## What is expected
From the data that follows, report the number of lines including "name", and only that number.

## Data to examine
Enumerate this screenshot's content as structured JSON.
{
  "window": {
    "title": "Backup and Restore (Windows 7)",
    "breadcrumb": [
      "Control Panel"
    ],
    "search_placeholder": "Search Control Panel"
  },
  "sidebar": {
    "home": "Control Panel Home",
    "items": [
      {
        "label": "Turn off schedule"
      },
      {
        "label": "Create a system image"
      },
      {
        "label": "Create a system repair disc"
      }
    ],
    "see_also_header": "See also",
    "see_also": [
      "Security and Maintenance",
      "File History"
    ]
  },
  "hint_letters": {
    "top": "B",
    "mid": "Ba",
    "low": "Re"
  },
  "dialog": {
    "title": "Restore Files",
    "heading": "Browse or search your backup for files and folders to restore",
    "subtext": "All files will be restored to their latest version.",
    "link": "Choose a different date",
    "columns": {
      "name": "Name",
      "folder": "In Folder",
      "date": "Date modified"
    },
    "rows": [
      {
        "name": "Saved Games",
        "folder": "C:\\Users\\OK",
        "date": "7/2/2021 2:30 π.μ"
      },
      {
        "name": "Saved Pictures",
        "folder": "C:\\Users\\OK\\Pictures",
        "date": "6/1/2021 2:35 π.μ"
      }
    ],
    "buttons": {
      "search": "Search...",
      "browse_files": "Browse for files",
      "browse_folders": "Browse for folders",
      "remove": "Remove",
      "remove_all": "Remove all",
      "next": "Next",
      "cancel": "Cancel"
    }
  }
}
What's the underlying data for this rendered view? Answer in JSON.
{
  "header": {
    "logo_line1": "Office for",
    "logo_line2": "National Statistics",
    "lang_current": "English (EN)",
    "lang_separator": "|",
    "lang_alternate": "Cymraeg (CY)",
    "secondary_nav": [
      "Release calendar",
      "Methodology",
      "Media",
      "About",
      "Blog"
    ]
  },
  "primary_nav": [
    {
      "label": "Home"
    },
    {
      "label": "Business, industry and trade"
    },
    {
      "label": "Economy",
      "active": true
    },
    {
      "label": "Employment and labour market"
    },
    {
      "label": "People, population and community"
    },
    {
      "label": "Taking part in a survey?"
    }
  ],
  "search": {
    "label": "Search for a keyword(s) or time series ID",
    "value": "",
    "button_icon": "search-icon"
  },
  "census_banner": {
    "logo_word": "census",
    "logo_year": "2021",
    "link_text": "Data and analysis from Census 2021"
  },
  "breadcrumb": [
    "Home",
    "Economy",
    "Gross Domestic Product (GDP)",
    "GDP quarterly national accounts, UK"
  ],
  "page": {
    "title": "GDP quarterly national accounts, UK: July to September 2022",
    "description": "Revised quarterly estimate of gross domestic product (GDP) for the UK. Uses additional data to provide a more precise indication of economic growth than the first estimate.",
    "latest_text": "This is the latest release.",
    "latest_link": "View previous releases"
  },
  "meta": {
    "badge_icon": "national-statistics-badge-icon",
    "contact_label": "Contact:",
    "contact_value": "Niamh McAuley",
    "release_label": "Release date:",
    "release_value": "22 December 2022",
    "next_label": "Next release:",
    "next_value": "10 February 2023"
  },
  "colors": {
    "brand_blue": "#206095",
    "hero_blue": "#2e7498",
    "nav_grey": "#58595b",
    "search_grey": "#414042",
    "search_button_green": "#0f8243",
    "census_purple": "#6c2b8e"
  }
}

## Task output
3